Meet Joyce. In her early thirties, she lives in Singapore with her husband and baby. Joyce earns about USD50,000 as a sportswear consultant, and she loves sports as much as she loves a good deal. Yet, she says that she’s not very confident about managing her family’s financial future.
Joyce is one of 8,000 people we spoke to for The Race to Save, our new report on the savings ambitions of the emerging affluent in Asia and Africa. We define emerging affluent as individuals who are earning enough to start saving and investing.
This is a diverse group, ranging from single millennials, just getting started in life, to young families like Joyce’s, corporate professionals and small business owners. They’re ambitious, well-educated and increasingly digitally savvy – and their incomes are growing.
The emerging affluent aren’t getting nearly as much out of their savings as they could, and some are still leaving money under the mattress
Meeting savings goals
The emerging affluent are active savers (two in three put money aside every month) and they have big dreams – owning their own home and a good education for their children are top of the list, according to our report.
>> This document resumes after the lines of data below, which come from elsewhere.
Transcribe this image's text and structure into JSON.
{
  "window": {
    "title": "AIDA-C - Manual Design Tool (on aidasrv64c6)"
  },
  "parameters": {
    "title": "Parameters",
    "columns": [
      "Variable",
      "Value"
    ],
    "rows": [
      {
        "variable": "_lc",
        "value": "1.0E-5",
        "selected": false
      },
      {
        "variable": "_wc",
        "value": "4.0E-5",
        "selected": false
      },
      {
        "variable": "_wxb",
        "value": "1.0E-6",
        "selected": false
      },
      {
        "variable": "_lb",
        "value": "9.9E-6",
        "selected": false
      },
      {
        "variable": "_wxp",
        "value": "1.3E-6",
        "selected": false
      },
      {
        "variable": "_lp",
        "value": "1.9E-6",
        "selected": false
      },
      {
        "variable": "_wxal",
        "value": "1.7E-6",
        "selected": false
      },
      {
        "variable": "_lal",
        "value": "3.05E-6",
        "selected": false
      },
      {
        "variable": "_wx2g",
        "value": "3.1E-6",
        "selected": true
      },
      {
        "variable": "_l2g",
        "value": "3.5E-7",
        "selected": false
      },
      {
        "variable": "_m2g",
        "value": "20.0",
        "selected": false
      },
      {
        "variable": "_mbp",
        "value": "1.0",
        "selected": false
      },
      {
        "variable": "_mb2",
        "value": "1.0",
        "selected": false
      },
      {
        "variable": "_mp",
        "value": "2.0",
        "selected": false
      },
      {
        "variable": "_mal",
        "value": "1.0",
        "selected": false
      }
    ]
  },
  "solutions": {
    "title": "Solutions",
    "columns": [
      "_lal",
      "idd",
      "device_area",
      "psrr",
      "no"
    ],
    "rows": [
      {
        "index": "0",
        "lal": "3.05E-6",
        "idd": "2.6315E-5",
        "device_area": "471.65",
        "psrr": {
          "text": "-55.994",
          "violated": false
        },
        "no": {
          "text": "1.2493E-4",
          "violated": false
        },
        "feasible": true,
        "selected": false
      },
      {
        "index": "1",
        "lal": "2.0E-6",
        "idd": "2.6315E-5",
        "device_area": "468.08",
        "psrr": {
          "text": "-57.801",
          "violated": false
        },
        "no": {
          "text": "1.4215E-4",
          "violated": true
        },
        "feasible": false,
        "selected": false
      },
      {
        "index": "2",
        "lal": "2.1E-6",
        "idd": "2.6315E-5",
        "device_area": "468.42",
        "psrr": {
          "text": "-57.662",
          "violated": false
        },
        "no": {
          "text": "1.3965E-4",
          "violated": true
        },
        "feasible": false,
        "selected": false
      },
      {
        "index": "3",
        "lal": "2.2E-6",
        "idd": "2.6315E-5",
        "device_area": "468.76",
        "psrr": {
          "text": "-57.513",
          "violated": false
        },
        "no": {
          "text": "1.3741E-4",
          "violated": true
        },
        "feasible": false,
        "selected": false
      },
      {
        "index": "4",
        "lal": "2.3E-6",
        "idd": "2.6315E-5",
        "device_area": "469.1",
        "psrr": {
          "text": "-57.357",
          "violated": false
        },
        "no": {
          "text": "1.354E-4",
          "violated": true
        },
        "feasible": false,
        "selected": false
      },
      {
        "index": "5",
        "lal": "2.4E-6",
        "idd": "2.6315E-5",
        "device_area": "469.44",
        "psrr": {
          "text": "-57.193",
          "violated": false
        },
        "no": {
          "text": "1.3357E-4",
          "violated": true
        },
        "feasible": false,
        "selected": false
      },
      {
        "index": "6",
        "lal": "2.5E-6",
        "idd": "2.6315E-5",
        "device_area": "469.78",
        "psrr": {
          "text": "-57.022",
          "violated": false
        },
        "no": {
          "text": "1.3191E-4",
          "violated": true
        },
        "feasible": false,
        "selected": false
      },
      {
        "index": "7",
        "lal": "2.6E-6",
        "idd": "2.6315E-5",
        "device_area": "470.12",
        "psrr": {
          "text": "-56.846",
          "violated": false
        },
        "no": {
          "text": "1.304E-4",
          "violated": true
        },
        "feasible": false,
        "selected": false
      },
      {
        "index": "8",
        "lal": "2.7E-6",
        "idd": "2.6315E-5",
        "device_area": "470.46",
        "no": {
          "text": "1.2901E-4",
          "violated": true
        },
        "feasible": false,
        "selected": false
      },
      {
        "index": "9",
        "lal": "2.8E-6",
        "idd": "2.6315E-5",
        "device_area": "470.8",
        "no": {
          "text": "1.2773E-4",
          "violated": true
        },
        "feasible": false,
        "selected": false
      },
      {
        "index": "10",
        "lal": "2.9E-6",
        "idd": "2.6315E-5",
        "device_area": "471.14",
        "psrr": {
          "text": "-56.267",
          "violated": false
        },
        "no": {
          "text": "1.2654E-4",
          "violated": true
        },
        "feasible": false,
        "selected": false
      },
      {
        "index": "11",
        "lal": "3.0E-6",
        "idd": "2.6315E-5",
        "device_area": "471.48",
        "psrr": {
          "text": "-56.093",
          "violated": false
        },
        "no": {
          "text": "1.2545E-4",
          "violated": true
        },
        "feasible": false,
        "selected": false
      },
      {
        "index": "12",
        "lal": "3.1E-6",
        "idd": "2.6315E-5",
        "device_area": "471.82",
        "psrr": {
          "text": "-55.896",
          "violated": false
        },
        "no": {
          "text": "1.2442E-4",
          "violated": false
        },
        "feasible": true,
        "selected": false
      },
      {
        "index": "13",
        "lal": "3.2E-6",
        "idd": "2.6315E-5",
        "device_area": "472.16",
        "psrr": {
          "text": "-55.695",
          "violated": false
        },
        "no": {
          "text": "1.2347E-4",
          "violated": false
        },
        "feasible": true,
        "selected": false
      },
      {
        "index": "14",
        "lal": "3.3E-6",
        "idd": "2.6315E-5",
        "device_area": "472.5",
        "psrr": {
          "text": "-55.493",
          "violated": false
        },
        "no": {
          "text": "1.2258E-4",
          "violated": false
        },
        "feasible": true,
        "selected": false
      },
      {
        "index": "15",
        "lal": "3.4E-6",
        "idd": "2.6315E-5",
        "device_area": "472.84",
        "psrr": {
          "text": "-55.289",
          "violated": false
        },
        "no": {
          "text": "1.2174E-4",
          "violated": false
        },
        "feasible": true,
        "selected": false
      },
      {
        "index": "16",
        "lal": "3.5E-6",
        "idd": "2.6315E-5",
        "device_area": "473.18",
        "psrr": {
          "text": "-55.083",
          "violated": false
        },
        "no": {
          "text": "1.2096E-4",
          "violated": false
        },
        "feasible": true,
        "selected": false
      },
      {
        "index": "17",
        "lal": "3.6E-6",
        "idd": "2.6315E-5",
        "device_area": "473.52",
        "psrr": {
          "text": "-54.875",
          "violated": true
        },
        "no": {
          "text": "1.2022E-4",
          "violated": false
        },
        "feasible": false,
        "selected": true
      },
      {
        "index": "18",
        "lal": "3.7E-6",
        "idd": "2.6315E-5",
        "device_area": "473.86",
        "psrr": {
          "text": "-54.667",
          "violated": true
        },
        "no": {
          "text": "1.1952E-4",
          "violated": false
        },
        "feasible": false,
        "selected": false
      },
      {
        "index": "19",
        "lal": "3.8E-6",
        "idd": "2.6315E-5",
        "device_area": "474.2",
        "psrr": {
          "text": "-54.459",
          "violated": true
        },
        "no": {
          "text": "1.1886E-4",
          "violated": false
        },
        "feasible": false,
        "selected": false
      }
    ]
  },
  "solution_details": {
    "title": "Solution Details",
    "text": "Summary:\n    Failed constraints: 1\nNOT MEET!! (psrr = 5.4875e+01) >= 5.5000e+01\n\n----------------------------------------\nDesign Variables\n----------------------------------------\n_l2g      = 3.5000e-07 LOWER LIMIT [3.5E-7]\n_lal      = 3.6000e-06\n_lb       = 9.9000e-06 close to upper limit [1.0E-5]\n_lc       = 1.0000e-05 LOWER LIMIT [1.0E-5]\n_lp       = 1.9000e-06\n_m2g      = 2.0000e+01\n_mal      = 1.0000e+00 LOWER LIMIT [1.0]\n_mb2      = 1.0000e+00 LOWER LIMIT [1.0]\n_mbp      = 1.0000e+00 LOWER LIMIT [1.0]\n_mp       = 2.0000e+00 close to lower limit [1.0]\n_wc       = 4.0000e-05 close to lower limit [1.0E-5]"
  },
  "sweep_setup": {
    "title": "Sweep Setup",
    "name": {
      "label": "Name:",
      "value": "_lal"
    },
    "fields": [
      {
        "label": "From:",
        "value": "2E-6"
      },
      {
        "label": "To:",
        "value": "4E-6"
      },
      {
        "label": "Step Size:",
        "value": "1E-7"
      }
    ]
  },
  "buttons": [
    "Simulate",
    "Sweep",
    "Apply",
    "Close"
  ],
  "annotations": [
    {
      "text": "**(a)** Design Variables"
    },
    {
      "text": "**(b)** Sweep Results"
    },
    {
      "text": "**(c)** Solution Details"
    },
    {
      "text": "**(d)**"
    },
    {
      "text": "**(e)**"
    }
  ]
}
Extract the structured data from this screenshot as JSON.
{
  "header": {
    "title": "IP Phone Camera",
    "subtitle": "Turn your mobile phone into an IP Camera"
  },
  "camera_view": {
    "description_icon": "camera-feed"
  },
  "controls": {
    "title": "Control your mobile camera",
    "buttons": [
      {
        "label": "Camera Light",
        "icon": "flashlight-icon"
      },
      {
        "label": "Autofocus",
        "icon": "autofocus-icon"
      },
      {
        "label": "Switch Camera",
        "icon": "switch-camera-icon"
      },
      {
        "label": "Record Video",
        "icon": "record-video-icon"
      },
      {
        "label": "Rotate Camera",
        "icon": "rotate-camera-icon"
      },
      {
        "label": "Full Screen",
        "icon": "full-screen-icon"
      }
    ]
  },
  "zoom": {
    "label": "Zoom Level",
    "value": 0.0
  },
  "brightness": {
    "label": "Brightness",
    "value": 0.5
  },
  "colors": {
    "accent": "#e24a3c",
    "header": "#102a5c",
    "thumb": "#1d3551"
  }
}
Yet, what also stands out is this: the emerging affluent aren’t getting nearly as much out of their savings as they could, and some are still leaving money under the mattress.
Simple changes, such as switching to a low-risk wealth management investment approach, could make a big difference – an average of 42 per cent over a 10-year period for six of the countries surveyed. With this still-conservative approach, the gain would be more than 50 per cent in Singapore and a whopping 86 per cent in Hong Kong.
Confidence among savers in some of the world’s fastest-growing markets is now noticeably lower than it was a year ago, our research shows. While 83 per cent said in 2015 that they were confident about saving enough money to fund a property purchase or other savings goals, only 72 felt confident at the end of last year.
When individuals use digital tools and services on a regular basis, they put aside on average 8 per cent more money than infrequent users
Behind the numbers sit real human hopes of family stability, access to education, a comfortable retirement and entrepreneurial success. There are broader implications as well: with rapidly growing disposable incomes, the emerging affluent are important contributors to growth in some of the world’s most dynamic markets.
Technology may have an important role to play in helping the emerging affluent to reach their savings goals. Our research highlights that when individuals use digital tools and services on a regular basis, they put aside on average 8 per cent more money than infrequent users. If banks can make digital solutions like online transactions, live chat and video banking more available to more people, it could make saving just that little bit easier for Joyce and others like her.